Note that the Mupen64Plus emulator also exists as a RetroArch compatible build, which appears in the configuration file in the following entry:
<extension>.z64 .Z64 .n64 .N64 .v64 .V64</extension>
<command>/opt/retropie/supplementary/runcommand/runcommand.sh 1 "/opt/retropie/emulators/mupen64plus/bin/mupen64plus --configdir /opt/retropie/configs/n64 --datadir /opt/retropie/configs/n64 %ROM%" "mupen64plus"</command>
Q. How can I change which file formats an emulator can use?
A. The file formats which a given emulator can use cannot be changed, but it is possible that not all the supported file extensions are listed in the config entry for the system.
For example, when configuring the non-RetroArch-core Atari800 emulator for the Atari 8-bit range (400/800/XL/XE), I found that by default only files with the ‘.xex’ extension were listed in the Emulation Station UI.
Looking at the PetRockBlock blog entry for the emulator, the files supported are .xex, .bin, .a52.
Checking the development support pages for Atari800 emulator it was clear that the emulator can support several more file types, including the commonly used formats atr xfd and dcm:
Updating the entry allows access to the other rom file formats:
<extension>.xex .XEX .atr .ATR .xfd .XFD .dcm .DCM</extension>

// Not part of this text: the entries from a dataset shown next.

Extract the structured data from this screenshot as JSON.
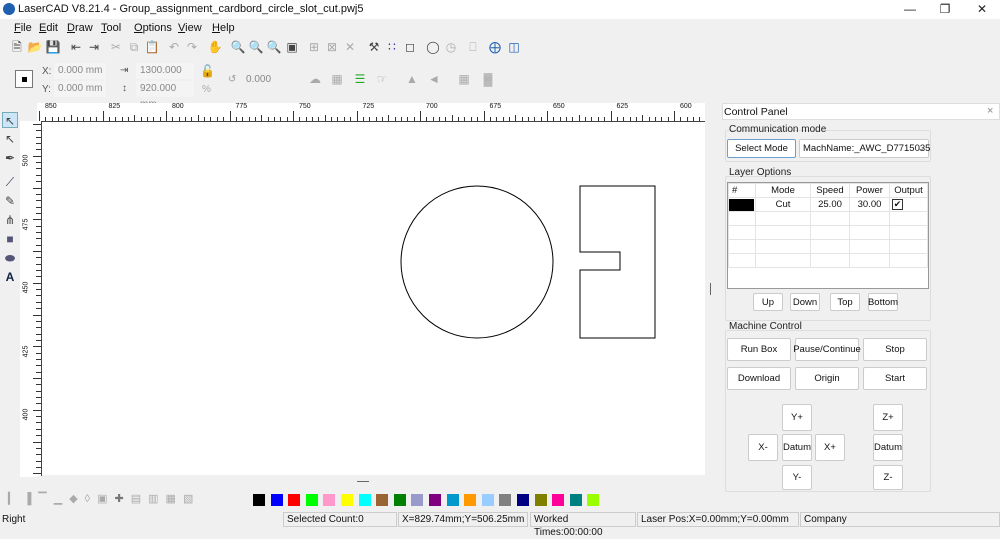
{
  "window": {
    "title": "LaserCAD V8.21.4 - Group_assignment_cardbord_circle_slot_cut.pwj5"
  },
  "menu": [
    "File",
    "Edit",
    "Draw",
    "Tool",
    "Options",
    "View",
    "Help"
  ],
  "position": {
    "x_label": "X:",
    "x_value": "0.000 mm",
    "y_label": "Y:",
    "y_value": "0.000 mm",
    "width_value": "1300.000 mm",
    "height_value": "920.000 mm",
    "percent": "%",
    "rotate_value": "0.000"
  },
  "ruler": {
    "top_labels": [
      "850",
      "825",
      "800",
      "775",
      "750",
      "725",
      "700",
      "675",
      "650",
      "625",
      "600"
    ],
    "left_labels": [
      "500",
      "475",
      "450",
      "425",
      "400"
    ]
  },
  "control_panel": {
    "title": "Control Panel",
    "communication": {
      "title": "Communication mode",
      "select_mode": "Select Mode",
      "machine": "MachName:_AWC_D7715035"
    },
    "layers": {
      "title": "Layer Options",
      "headers": [
        "#",
        "Mode",
        "Speed",
        "Power",
        "Output"
      ],
      "rows": [
        {
          "color": "#000000",
          "mode": "Cut",
          "speed": "25.00",
          "power": "30.00",
          "output": true
        }
      ],
      "buttons": [
        "Up",
        "Down",
        "Top",
        "Bottom"
      ]
    },
    "machine": {
      "title": "Machine Control",
      "buttons": [
        "Run Box",
        "Pause/Continue",
        "Stop",
        "Download",
        "Origin",
        "Start"
      ],
      "jog": {
        "y_plus": "Y+",
        "x_minus": "X-",
        "datum": "Datum",
        "x_plus": "X+",
        "y_minus": "Y-",
        "z_plus": "Z+",
        "z_datum": "Datum",
        "z_minus": "Z-"
      }
    }
  },
  "palette": [
    "#000000",
    "#0000ff",
    "#ff0000",
    "#00ff00",
    "#ff99cc",
    "#ffff00",
    "#00ffff",
    "#996633",
    "#008000",
    "#9999cc",
    "#800080",
    "#0099cc",
    "#ff9900",
    "#99ccff",
    "#808080",
    "#000080",
    "#808000",
    "#ff0099",
    "#008080",
    "#99ff00"
  ],
  "status": {
    "left": "Right",
    "selected": "Selected Count:0",
    "coords": "X=829.74mm;Y=506.25mm",
    "worked": "Worked Times:00:00:00",
    "laser_pos": "Laser Pos:X=0.00mm;Y=0.00mm",
    "company": "Company"
  }
}
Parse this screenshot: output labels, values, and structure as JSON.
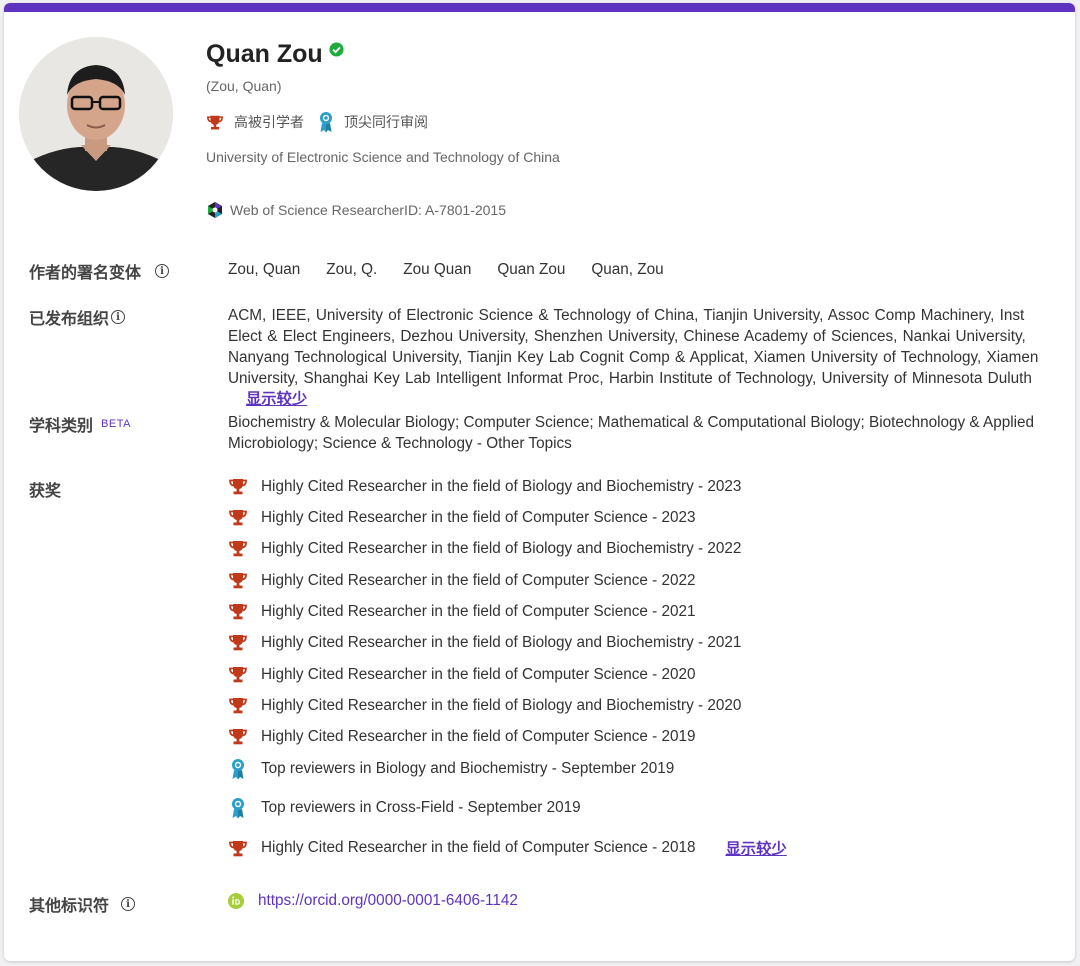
{
  "profile": {
    "name": "Quan Zou",
    "alt_name": "(Zou, Quan)",
    "badges": [
      "高被引学者",
      "顶尖同行审阅"
    ],
    "affiliation": "University of Electronic Science and Technology of China",
    "researcher_id": "Web of Science ResearcherID: A-7801-2015"
  },
  "sections": {
    "variants_label": "作者的署名变体",
    "orgs_label": "已发布组织",
    "categories_label": "学科类别",
    "beta": "BETA",
    "awards_label": "获奖",
    "other_label": "其他标识符"
  },
  "variants": [
    "Zou, Quan",
    "Zou, Q.",
    "Zou Quan",
    "Quan Zou",
    "Quan, Zou"
  ],
  "organizations": "ACM,  IEEE,  University of Electronic Science & Technology of China,  Tianjin University,  Assoc Comp Machinery,  Inst Elect & Elect Engineers,  Dezhou University,  Shenzhen University,  Chinese Academy of Sciences,  Nankai University,  Nanyang Technological University,  Tianjin Key Lab Cognit Comp & Applicat,  Xiamen University of Technology,  Xiamen University,  Shanghai Key Lab Intelligent Informat Proc,  Harbin Institute of Technology,  University of Minnesota Duluth",
  "categories": "Biochemistry & Molecular Biology;  Computer Science;  Mathematical & Computational Biology;  Biotechnology & Applied Microbiology;  Science & Technology - Other Topics",
  "show_less": "显示较少",
  "awards": [
    {
      "icon": "trophy-icon",
      "text": "Highly Cited Researcher in the field of Biology and Biochemistry - 2023"
    },
    {
      "icon": "trophy-icon",
      "text": "Highly Cited Researcher in the field of Computer Science - 2023"
    },
    {
      "icon": "trophy-icon",
      "text": "Highly Cited Researcher in the field of Biology and Biochemistry - 2022"
    },
    {
      "icon": "trophy-icon",
      "text": "Highly Cited Researcher in the field of Computer Science - 2022"
    },
    {
      "icon": "trophy-icon",
      "text": "Highly Cited Researcher in the field of Computer Science - 2021"
    },
    {
      "icon": "trophy-icon",
      "text": "Highly Cited Researcher in the field of Biology and Biochemistry - 2021"
    },
    {
      "icon": "trophy-icon",
      "text": "Highly Cited Researcher in the field of Computer Science - 2020"
    },
    {
      "icon": "trophy-icon",
      "text": "Highly Cited Researcher in the field of Biology and Biochemistry - 2020"
    },
    {
      "icon": "trophy-icon",
      "text": "Highly Cited Researcher in the field of Computer Science - 2019"
    },
    {
      "icon": "reviewer-ribbon-icon",
      "text": "Top reviewers in Biology and Biochemistry - September 2019"
    },
    {
      "icon": "reviewer-ribbon-icon",
      "text": "Top reviewers in Cross-Field - September 2019"
    },
    {
      "icon": "trophy-icon",
      "text": "Highly Cited Researcher in the field of Computer Science - 2018"
    }
  ],
  "orcid": {
    "icon": "orcid-icon",
    "url": "https://orcid.org/0000-0001-6406-1142"
  },
  "colors": {
    "accent": "#5e33bf",
    "trophy": "#c0391b",
    "ribbon": "#2a9fc9",
    "verified": "#1fab3b",
    "orcid": "#a6ce39"
  }
}
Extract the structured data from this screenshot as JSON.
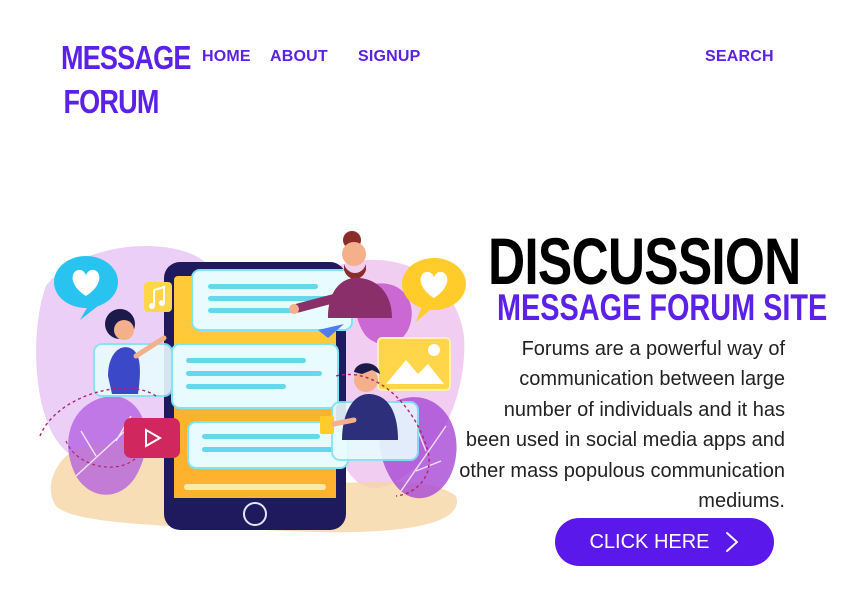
{
  "logo": {
    "line1": "MESSAGE",
    "line2": "FORUM"
  },
  "nav": {
    "home": "HOME",
    "about": "ABOUT",
    "signup": "SIGNUP",
    "search": "SEARCH"
  },
  "hero": {
    "title": "DISCUSSION",
    "subtitle": "MESSAGE FORUM SITE",
    "description": "Forums are a powerful way of communication between large number of individuals and it has been used in social media apps and other mass populous communication mediums.",
    "cta_label": "CLICK HERE",
    "cta_icon": "chevron-right-icon"
  },
  "colors": {
    "accent": "#5b21e6",
    "button": "#5b18ea",
    "title": "#000000",
    "text": "#222222"
  },
  "illustration": {
    "name": "chat-forum-illustration"
  }
}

In a later post I’ll cover how Emulation Station can be configured to allow navigation of the UI with multiple controllers
* As an aside, although I spend most of my time working on various versions of Microsoft Windows, I evaluated Linux as a desktop replacement for a company I was working at in 1999/2000, and more recently worked with hosted Linux servers when working on web development projects based on variants of the LAMP stack
Links: Raspberry Pi and Gaming Emulation via RetroPie